Problem statement: Collect all lines from the records below that include the word "folder".

** Dataset records follows **

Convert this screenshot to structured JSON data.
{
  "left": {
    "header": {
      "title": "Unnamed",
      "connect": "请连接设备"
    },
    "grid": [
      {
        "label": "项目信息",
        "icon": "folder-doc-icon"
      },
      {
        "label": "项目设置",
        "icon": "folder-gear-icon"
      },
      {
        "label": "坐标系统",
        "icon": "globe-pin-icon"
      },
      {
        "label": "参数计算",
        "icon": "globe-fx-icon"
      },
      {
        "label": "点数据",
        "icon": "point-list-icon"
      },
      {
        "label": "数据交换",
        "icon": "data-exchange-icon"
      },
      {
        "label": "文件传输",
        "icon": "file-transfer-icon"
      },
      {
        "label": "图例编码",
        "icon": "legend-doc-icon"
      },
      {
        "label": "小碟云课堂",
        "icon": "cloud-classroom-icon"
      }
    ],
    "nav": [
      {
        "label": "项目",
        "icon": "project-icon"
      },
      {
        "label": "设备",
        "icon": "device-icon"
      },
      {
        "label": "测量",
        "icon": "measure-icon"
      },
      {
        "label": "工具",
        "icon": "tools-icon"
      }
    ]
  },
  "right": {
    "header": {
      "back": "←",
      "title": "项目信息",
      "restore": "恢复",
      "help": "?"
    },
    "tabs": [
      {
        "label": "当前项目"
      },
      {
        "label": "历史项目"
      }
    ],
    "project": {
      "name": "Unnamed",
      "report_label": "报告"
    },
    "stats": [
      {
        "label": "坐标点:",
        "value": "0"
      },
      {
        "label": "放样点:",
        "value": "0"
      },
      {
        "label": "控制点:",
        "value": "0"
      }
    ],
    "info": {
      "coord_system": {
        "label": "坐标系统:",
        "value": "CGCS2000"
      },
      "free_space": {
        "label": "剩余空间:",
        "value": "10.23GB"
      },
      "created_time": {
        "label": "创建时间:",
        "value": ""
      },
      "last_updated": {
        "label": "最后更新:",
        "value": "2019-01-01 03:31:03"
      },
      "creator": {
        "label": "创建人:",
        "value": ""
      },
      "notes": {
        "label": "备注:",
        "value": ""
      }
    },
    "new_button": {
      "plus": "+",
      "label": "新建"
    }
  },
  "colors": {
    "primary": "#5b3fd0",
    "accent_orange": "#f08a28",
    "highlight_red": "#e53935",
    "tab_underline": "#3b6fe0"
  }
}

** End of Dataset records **

Task solution:
        "icon": "folder-doc-icon"
        "icon": "folder-gear-icon"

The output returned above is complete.